((

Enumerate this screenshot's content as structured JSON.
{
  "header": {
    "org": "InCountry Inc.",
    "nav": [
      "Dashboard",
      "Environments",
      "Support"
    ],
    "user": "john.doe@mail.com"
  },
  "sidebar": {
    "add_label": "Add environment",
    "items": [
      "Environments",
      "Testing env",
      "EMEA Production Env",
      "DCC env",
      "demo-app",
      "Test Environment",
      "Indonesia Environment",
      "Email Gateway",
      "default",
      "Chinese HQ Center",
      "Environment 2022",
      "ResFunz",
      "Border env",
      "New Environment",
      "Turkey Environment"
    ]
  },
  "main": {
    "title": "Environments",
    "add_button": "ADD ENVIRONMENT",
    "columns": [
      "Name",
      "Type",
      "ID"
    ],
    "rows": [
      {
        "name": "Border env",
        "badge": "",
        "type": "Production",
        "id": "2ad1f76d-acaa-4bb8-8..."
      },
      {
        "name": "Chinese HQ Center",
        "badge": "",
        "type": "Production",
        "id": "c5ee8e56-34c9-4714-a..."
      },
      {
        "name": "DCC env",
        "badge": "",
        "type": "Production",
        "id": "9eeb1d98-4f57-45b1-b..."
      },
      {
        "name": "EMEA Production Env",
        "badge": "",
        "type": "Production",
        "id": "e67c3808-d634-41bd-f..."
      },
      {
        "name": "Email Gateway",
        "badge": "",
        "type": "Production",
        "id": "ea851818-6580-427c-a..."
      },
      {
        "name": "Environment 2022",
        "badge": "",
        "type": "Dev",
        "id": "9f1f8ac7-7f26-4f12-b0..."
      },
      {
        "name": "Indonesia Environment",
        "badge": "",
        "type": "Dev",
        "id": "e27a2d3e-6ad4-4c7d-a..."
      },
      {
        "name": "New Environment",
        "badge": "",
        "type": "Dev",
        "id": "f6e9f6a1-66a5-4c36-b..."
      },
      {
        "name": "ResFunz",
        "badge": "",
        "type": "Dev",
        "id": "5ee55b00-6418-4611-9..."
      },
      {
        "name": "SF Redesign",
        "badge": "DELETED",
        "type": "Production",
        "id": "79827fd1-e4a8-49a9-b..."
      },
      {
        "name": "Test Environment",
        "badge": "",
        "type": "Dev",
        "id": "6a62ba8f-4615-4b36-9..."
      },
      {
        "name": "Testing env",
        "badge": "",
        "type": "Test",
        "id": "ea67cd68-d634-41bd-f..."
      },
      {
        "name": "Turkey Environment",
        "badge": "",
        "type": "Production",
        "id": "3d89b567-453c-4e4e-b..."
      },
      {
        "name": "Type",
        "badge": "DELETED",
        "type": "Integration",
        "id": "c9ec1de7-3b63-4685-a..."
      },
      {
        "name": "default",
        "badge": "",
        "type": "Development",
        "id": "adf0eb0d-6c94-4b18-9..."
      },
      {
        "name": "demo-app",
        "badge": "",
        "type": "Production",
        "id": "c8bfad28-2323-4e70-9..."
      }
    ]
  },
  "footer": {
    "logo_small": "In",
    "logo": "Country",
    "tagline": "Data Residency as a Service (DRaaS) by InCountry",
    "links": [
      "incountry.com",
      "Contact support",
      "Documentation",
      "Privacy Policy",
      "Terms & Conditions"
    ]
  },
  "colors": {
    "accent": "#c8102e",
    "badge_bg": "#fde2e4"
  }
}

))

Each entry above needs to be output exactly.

Enumerate this screenshot's content as structured JSON.
{
  "header": {
    "org": "InCountry Inc.",
    "nav": [
      "Dashboard",
      "Environments",
      "Support"
    ],
    "user": "john.doe@mail.com"
  },
  "sidebar": {
    "add_label": "Add environment",
    "items": [
      "Environments",
      "Testing env",
      "EMEA Production Env",
      "DCC env",
      "demo-app",
      "Test Environment",
      "Indonesia Environment",
      "Email Gateway",
      "default",
      "Chinese HQ Center",
      "Environment 2022",
      "ResFunz",
      "Border env",
      "New Environment",
      "Turkey Environment"
    ]
  },
  "main": {
    "title": "Environments",
    "add_button": "ADD ENVIRONMENT",
    "columns": [
      "Name",
      "Type",
      "ID"
    ],
    "rows": [
      {
        "name": "Border env",
        "badge": "",
        "type": "Production",
        "id": "2ad1f76d-acaa-4bb8-8..."
      },
      {
        "name": "Chinese HQ Center",
        "badge": "",
        "type": "Production",
        "id": "c5ee8e56-34c9-4714-a..."
      },
      {
        "name": "DCC env",
        "badge": "",
        "type": "Production",
        "id": "9eeb1d98-4f57-45b1-b..."
      },
      {
        "name": "EMEA Production Env",
        "badge": "",
        "type": "Production",
        "id": "e67c3808-d634-41bd-f..."
      },
      {
        "name": "Email Gateway",
        "badge": "",
        "type": "Production",
        "id": "ea851818-6580-427c-a..."
      },
      {
        "name": "Environment 2022",
        "badge": "",
        "type": "Dev",
        "id": "9f1f8ac7-7f26-4f12-b0..."
      },
      {
        "name": "Indonesia Environment",
        "badge": "",
        "type": "Dev",
        "id": "e27a2d3e-6ad4-4c7d-a..."
      },
      {
        "name": "New Environment",
        "badge": "",
        "type": "Dev",
        "id": "f6e9f6a1-66a5-4c36-b..."
      },
      {
        "name": "ResFunz",
        "badge": "",
        "type": "Dev",
        "id": "5ee55b00-6418-4611-9..."
      },
      {
        "name": "SF Redesign",
        "badge": "DELETED",
        "type": "Production",
        "id": "79827fd1-e4a8-49a9-b..."
      },
      {
        "name": "Test Environment",
        "badge": "",
        "type": "Dev",
        "id": "6a62ba8f-4615-4b36-9..."
      },
      {
        "name": "Testing env",
        "badge": "",
        "type": "Test",
        "id": "ea67cd68-d634-41bd-f..."
      },
      {
        "name": "Turkey Environment",
        "badge": "",
        "type": "Production",
        "id": "3d89b567-453c-4e4e-b..."
      },
      {
        "name": "Type",
        "badge": "DELETED",
        "type": "Integration",
        "id": "c9ec1de7-3b63-4685-a..."
      },
      {
        "name": "default",
        "badge": "",
        "type": "Development",
        "id": "adf0eb0d-6c94-4b18-9..."
      },
      {
        "name": "demo-app",
        "badge": "",
        "type": "Production",
        "id": "c8bfad28-2323-4e70-9..."
      }
    ]
  },
  "footer": {
    "logo_small": "In",
    "logo": "Country",
    "tagline": "Data Residency as a Service (DRaaS) by InCountry",
    "links": [
      "incountry.com",
      "Contact support",
      "Documentation",
      "Privacy Policy",
      "Terms & Conditions"
    ]
  },
  "colors": {
    "accent": "#c8102e",
    "badge_bg": "#fde2e4"
  }
}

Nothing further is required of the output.